- _Exercise description_:
For this exercise, reproduce each entry below exactly, excluding pictures.

(Data records for software interfaces)
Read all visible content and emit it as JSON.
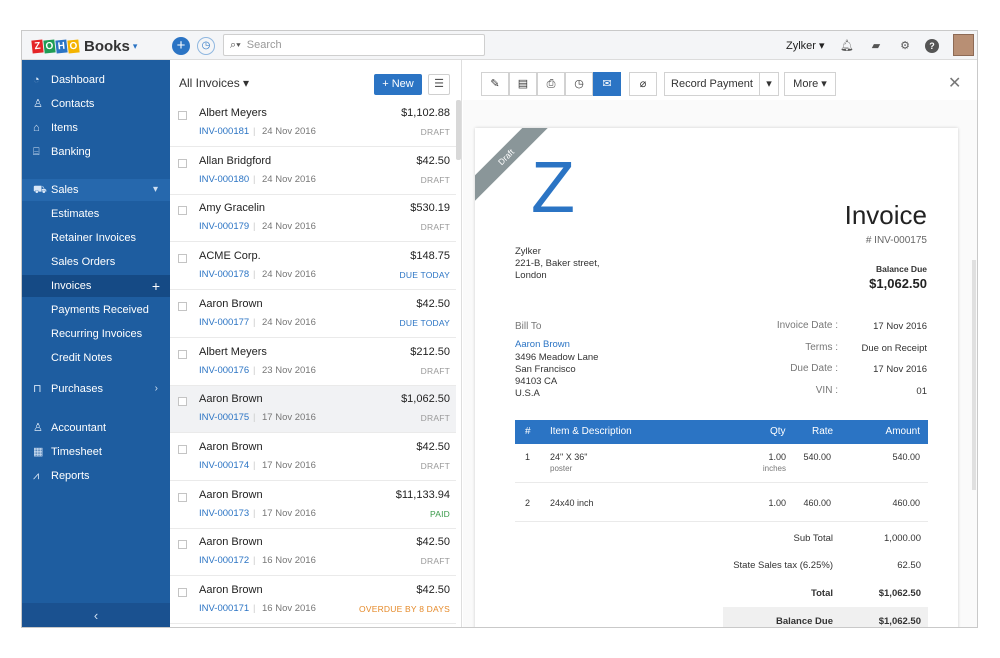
{
  "app": {
    "brand_tiles": [
      "Z",
      "O",
      "H",
      "O"
    ],
    "brand_colors": [
      "#e42527",
      "#1f9d55",
      "#2b74c4",
      "#f4b400"
    ],
    "name": "Books",
    "caret": "▾"
  },
  "topbar": {
    "search_placeholder": "Search",
    "org": "Zylker ▾"
  },
  "sidebar": {
    "items": [
      {
        "label": "Dashboard",
        "icon": "dashboard-icon"
      },
      {
        "label": "Contacts",
        "icon": "contacts-icon"
      },
      {
        "label": "Items",
        "icon": "items-icon"
      },
      {
        "label": "Banking",
        "icon": "bank-icon"
      }
    ],
    "sales": {
      "label": "Sales",
      "icon": "cart-icon"
    },
    "sales_items": [
      "Estimates",
      "Retainer Invoices",
      "Sales Orders",
      "Invoices",
      "Payments Received",
      "Recurring Invoices",
      "Credit Notes"
    ],
    "purchases": {
      "label": "Purchases",
      "icon": "bag-icon"
    },
    "bottom_items": [
      {
        "label": "Accountant",
        "icon": "accountant-icon"
      },
      {
        "label": "Timesheet",
        "icon": "timesheet-icon"
      },
      {
        "label": "Reports",
        "icon": "reports-icon"
      }
    ],
    "collapse": "‹"
  },
  "list": {
    "title": "All Invoices ▾",
    "new_label": "+ New",
    "rows": [
      {
        "name": "Albert Meyers",
        "num": "INV-000181",
        "date": "24 Nov 2016",
        "amount": "$1,102.88",
        "status": "DRAFT",
        "kind": "draft"
      },
      {
        "name": "Allan Bridgford",
        "num": "INV-000180",
        "date": "24 Nov 2016",
        "amount": "$42.50",
        "status": "DRAFT",
        "kind": "draft"
      },
      {
        "name": "Amy Gracelin",
        "num": "INV-000179",
        "date": "24 Nov 2016",
        "amount": "$530.19",
        "status": "DRAFT",
        "kind": "draft"
      },
      {
        "name": "ACME Corp.",
        "num": "INV-000178",
        "date": "24 Nov 2016",
        "amount": "$148.75",
        "status": "DUE TODAY",
        "kind": "due"
      },
      {
        "name": "Aaron Brown",
        "num": "INV-000177",
        "date": "24 Nov 2016",
        "amount": "$42.50",
        "status": "DUE TODAY",
        "kind": "due"
      },
      {
        "name": "Albert Meyers",
        "num": "INV-000176",
        "date": "23 Nov 2016",
        "amount": "$212.50",
        "status": "DRAFT",
        "kind": "draft"
      },
      {
        "name": "Aaron Brown",
        "num": "INV-000175",
        "date": "17 Nov 2016",
        "amount": "$1,062.50",
        "status": "DRAFT",
        "kind": "draft"
      },
      {
        "name": "Aaron Brown",
        "num": "INV-000174",
        "date": "17 Nov 2016",
        "amount": "$42.50",
        "status": "DRAFT",
        "kind": "draft"
      },
      {
        "name": "Aaron Brown",
        "num": "INV-000173",
        "date": "17 Nov 2016",
        "amount": "$11,133.94",
        "status": "PAID",
        "kind": "paid"
      },
      {
        "name": "Aaron Brown",
        "num": "INV-000172",
        "date": "16 Nov 2016",
        "amount": "$42.50",
        "status": "DRAFT",
        "kind": "draft"
      },
      {
        "name": "Aaron Brown",
        "num": "INV-000171",
        "date": "16 Nov 2016",
        "amount": "$42.50",
        "status": "OVERDUE BY 8 DAYS",
        "kind": "over"
      }
    ]
  },
  "detail": {
    "record_payment": "Record Payment",
    "more": "More ▾",
    "ribbon": "Draft",
    "logo_letter": "Z",
    "title": "Invoice",
    "number": "# INV-000175",
    "balance_label": "Balance Due",
    "balance_amount": "$1,062.50",
    "from": [
      "Zylker",
      "221-B, Baker street,",
      "London"
    ],
    "bill_to_label": "Bill To",
    "bill_to_name": "Aaron Brown",
    "bill_to_lines": [
      "3496 Meadow Lane",
      "San Francisco",
      "94103 CA",
      "U.S.A"
    ],
    "meta": [
      {
        "k": "Invoice Date :",
        "v": "17 Nov 2016"
      },
      {
        "k": "Terms :",
        "v": "Due on Receipt"
      },
      {
        "k": "Due Date :",
        "v": "17 Nov 2016"
      },
      {
        "k": "VIN :",
        "v": "01"
      }
    ],
    "table_head": {
      "num": "#",
      "item": "Item & Description",
      "qty": "Qty",
      "rate": "Rate",
      "amount": "Amount"
    },
    "items": [
      {
        "num": "1",
        "item": "24\" X 36\"",
        "desc": "poster",
        "qty": "1.00",
        "unit": "inches",
        "rate": "540.00",
        "amount": "540.00"
      },
      {
        "num": "2",
        "item": "24x40 inch",
        "desc": "",
        "qty": "1.00",
        "unit": "",
        "rate": "460.00",
        "amount": "460.00"
      }
    ],
    "totals": [
      {
        "k": "Sub Total",
        "v": "1,000.00"
      },
      {
        "k": "State Sales tax (6.25%)",
        "v": "62.50"
      },
      {
        "k": "Total",
        "v": "$1,062.50"
      },
      {
        "k": "Balance Due",
        "v": "$1,062.50"
      }
    ]
  }
}
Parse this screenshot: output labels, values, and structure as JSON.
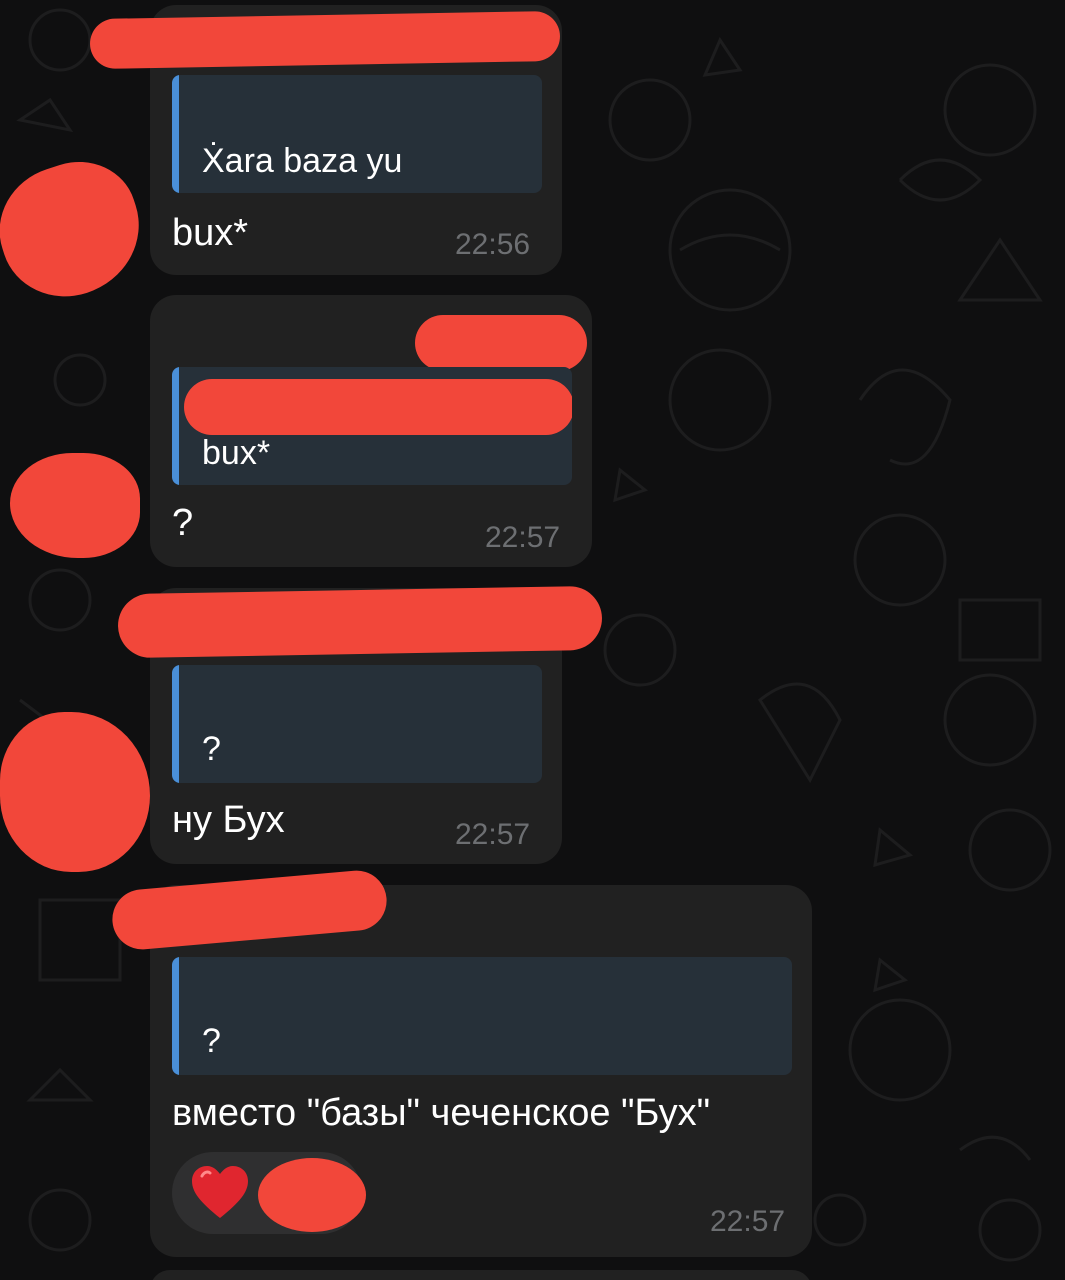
{
  "messages": [
    {
      "quote": "Ẋara baza yu",
      "text": "bux*",
      "time": "22:56"
    },
    {
      "quote": "bux*",
      "text": "?",
      "time": "22:57"
    },
    {
      "quote": "?",
      "text": "ну Бух",
      "time": "22:57"
    },
    {
      "quote": "?",
      "text": "вместо \"базы\" чеченское \"Бух\"",
      "time": "22:57",
      "reaction": "heart-icon"
    }
  ],
  "colors": {
    "bubble": "#212121",
    "quote_bg": "#263039",
    "quote_bar": "#4a8fd8",
    "redaction": "#f2473a",
    "time": "#6d6f72"
  }
}
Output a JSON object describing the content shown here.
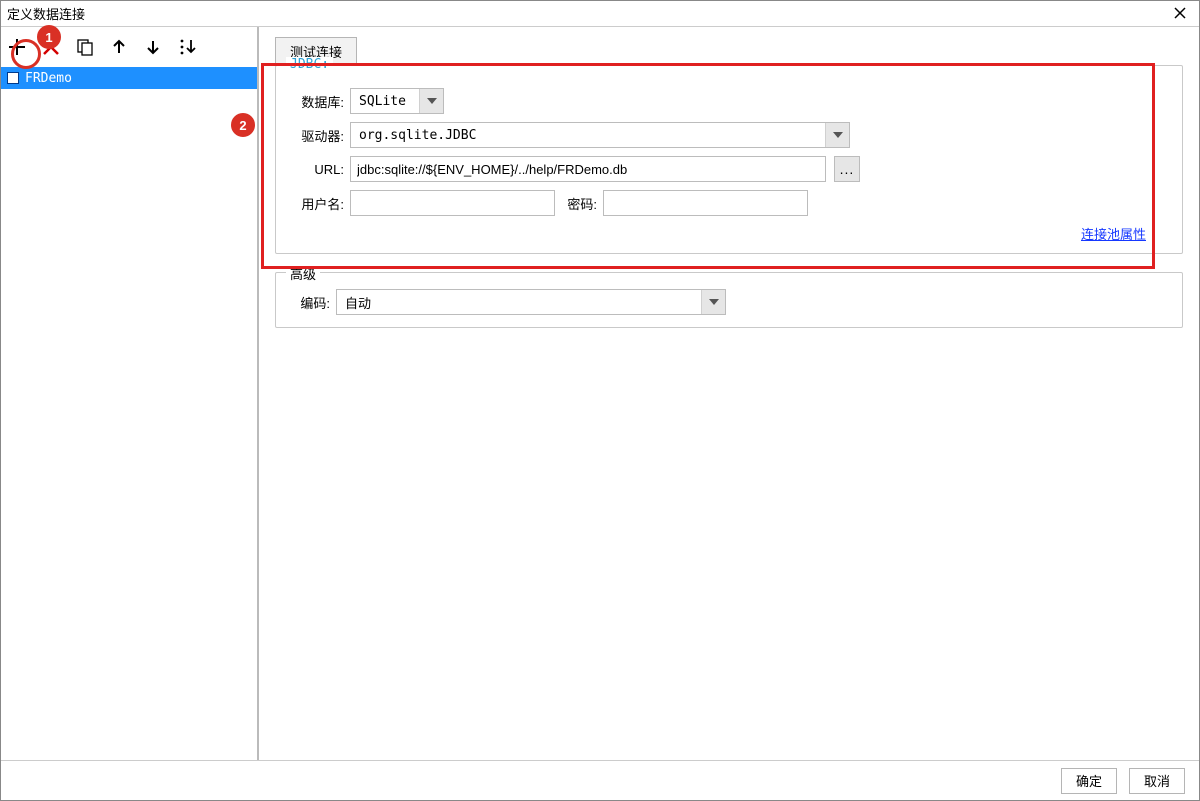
{
  "window": {
    "title": "定义数据连接"
  },
  "callouts": {
    "c1": "1",
    "c2": "2"
  },
  "left": {
    "connection_name": "FRDemo"
  },
  "tabs": {
    "test_connection": "测试连接"
  },
  "jdbc": {
    "legend": "JDBC:",
    "database_label": "数据库:",
    "database_value": "SQLite",
    "driver_label": "驱动器:",
    "driver_value": "org.sqlite.JDBC",
    "url_label": "URL:",
    "url_value": "jdbc:sqlite://${ENV_HOME}/../help/FRDemo.db",
    "url_browse": "...",
    "user_label": "用户名:",
    "user_value": "",
    "password_label": "密码:",
    "password_value": "",
    "pool_link": "连接池属性"
  },
  "advanced": {
    "legend": "高级",
    "encoding_label": "编码:",
    "encoding_value": "自动"
  },
  "footer": {
    "ok": "确定",
    "cancel": "取消"
  }
}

- _Written reply_:
Read all visible content and emit it as JSON.
{
  "app": {
    "brand_tiles": [
      "Z",
      "O",
      "H",
      "O"
    ],
    "brand_colors": [
      "#e42527",
      "#1f9d55",
      "#2b74c4",
      "#f4b400"
    ],
    "name": "Books",
    "caret": "▾"
  },
  "topbar": {
    "search_placeholder": "Search",
    "org": "Zylker ▾"
  },
  "sidebar": {
    "items": [
      {
        "label": "Dashboard",
        "icon": "dashboard-icon"
      },
      {
        "label": "Contacts",
        "icon": "contacts-icon"
      },
      {
        "label": "Items",
        "icon": "items-icon"
      },
      {
        "label": "Banking",
        "icon": "bank-icon"
      }
    ],
    "sales": {
      "label": "Sales",
      "icon": "cart-icon"
    },
    "sales_items": [
      "Estimates",
      "Retainer Invoices",
      "Sales Orders",
      "Invoices",
      "Payments Received",
      "Recurring Invoices",
      "Credit Notes"
    ],
    "purchases": {
      "label": "Purchases",
      "icon": "bag-icon"
    },
    "bottom_items": [
      {
        "label": "Accountant",
        "icon": "accountant-icon"
      },
      {
        "label": "Timesheet",
        "icon": "timesheet-icon"
      },
      {
        "label": "Reports",
        "icon": "reports-icon"
      }
    ],
    "collapse": "‹"
  },
  "list": {
    "title": "All Invoices ▾",
    "new_label": "+ New",
    "rows": [
      {
        "name": "Albert Meyers",
        "num": "INV-000181",
        "date": "24 Nov 2016",
        "amount": "$1,102.88",
        "status": "DRAFT",
        "kind": "draft"
      },
      {
        "name": "Allan Bridgford",
        "num": "INV-000180",
        "date": "24 Nov 2016",
        "amount": "$42.50",
        "status": "DRAFT",
        "kind": "draft"
      },
      {
        "name": "Amy Gracelin",
        "num": "INV-000179",
        "date": "24 Nov 2016",
        "amount": "$530.19",
        "status": "DRAFT",
        "kind": "draft"
      },
      {
        "name": "ACME Corp.",
        "num": "INV-000178",
        "date": "24 Nov 2016",
        "amount": "$148.75",
        "status": "DUE TODAY",
        "kind": "due"
      },
      {
        "name": "Aaron Brown",
        "num": "INV-000177",
        "date": "24 Nov 2016",
        "amount": "$42.50",
        "status": "DUE TODAY",
        "kind": "due"
      },
      {
        "name": "Albert Meyers",
        "num": "INV-000176",
        "date": "23 Nov 2016",
        "amount": "$212.50",
        "status": "DRAFT",
        "kind": "draft"
      },
      {
        "name": "Aaron Brown",
        "num": "INV-000175",
        "date": "17 Nov 2016",
        "amount": "$1,062.50",
        "status": "DRAFT",
        "kind": "draft"
      },
      {
        "name": "Aaron Brown",
        "num": "INV-000174",
        "date": "17 Nov 2016",
        "amount": "$42.50",
        "status": "DRAFT",
        "kind": "draft"
      },
      {
        "name": "Aaron Brown",
        "num": "INV-000173",
        "date": "17 Nov 2016",
        "amount": "$11,133.94",
        "status": "PAID",
        "kind": "paid"
      },
      {
        "name": "Aaron Brown",
        "num": "INV-000172",
        "date": "16 Nov 2016",
        "amount": "$42.50",
        "status": "DRAFT",
        "kind": "draft"
      },
      {
        "name": "Aaron Brown",
        "num": "INV-000171",
        "date": "16 Nov 2016",
        "amount": "$42.50",
        "status": "OVERDUE BY 8 DAYS",
        "kind": "over"
      }
    ]
  },
  "detail": {
    "record_payment": "Record Payment",
    "more": "More ▾",
    "ribbon": "Draft",
    "logo_letter": "Z",
    "title": "Invoice",
    "number": "# INV-000175",
    "balance_label": "Balance Due",
    "balance_amount": "$1,062.50",
    "from": [
      "Zylker",
      "221-B, Baker street,",
      "London"
    ],
    "bill_to_label": "Bill To",
    "bill_to_name": "Aaron Brown",
    "bill_to_lines": [
      "3496 Meadow Lane",
      "San Francisco",
      "94103 CA",
      "U.S.A"
    ],
    "meta": [
      {
        "k": "Invoice Date :",
        "v": "17 Nov 2016"
      },
      {
        "k": "Terms :",
        "v": "Due on Receipt"
      },
      {
        "k": "Due Date :",
        "v": "17 Nov 2016"
      },
      {
        "k": "VIN :",
        "v": "01"
      }
    ],
    "table_head": {
      "num": "#",
      "item": "Item & Description",
      "qty": "Qty",
      "rate": "Rate",
      "amount": "Amount"
    },
    "items": [
      {
        "num": "1",
        "item": "24\" X 36\"",
        "desc": "poster",
        "qty": "1.00",
        "unit": "inches",
        "rate": "540.00",
        "amount": "540.00"
      },
      {
        "num": "2",
        "item": "24x40 inch",
        "desc": "",
        "qty": "1.00",
        "unit": "",
        "rate": "460.00",
        "amount": "460.00"
      }
    ],
    "totals": [
      {
        "k": "Sub Total",
        "v": "1,000.00"
      },
      {
        "k": "State Sales tax (6.25%)",
        "v": "62.50"
      },
      {
        "k": "Total",
        "v": "$1,062.50"
      },
      {
        "k": "Balance Due",
        "v": "$1,062.50"
      }
    ]
  }
}
Parse this screenshot: output labels, values, and structure as JSON.
{
  "messages": [
    {
      "quote": "Ẋara baza yu",
      "text": "bux*",
      "time": "22:56"
    },
    {
      "quote": "bux*",
      "text": "?",
      "time": "22:57"
    },
    {
      "quote": "?",
      "text": "ну Бух",
      "time": "22:57"
    },
    {
      "quote": "?",
      "text": "вместо \"базы\" чеченское \"Бух\"",
      "time": "22:57",
      "reaction": "heart-icon"
    }
  ],
  "colors": {
    "bubble": "#212121",
    "quote_bg": "#263039",
    "quote_bar": "#4a8fd8",
    "redaction": "#f2473a",
    "time": "#6d6f72"
  }
}
Output a JSON object describing the content shown here.
{
  "window": {
    "title": "定义数据连接"
  },
  "callouts": {
    "c1": "1",
    "c2": "2"
  },
  "left": {
    "connection_name": "FRDemo"
  },
  "tabs": {
    "test_connection": "测试连接"
  },
  "jdbc": {
    "legend": "JDBC:",
    "database_label": "数据库:",
    "database_value": "SQLite",
    "driver_label": "驱动器:",
    "driver_value": "org.sqlite.JDBC",
    "url_label": "URL:",
    "url_value": "jdbc:sqlite://${ENV_HOME}/../help/FRDemo.db",
    "url_browse": "...",
    "user_label": "用户名:",
    "user_value": "",
    "password_label": "密码:",
    "password_value": "",
    "pool_link": "连接池属性"
  },
  "advanced": {
    "legend": "高级",
    "encoding_label": "编码:",
    "encoding_value": "自动"
  },
  "footer": {
    "ok": "确定",
    "cancel": "取消"
  }
}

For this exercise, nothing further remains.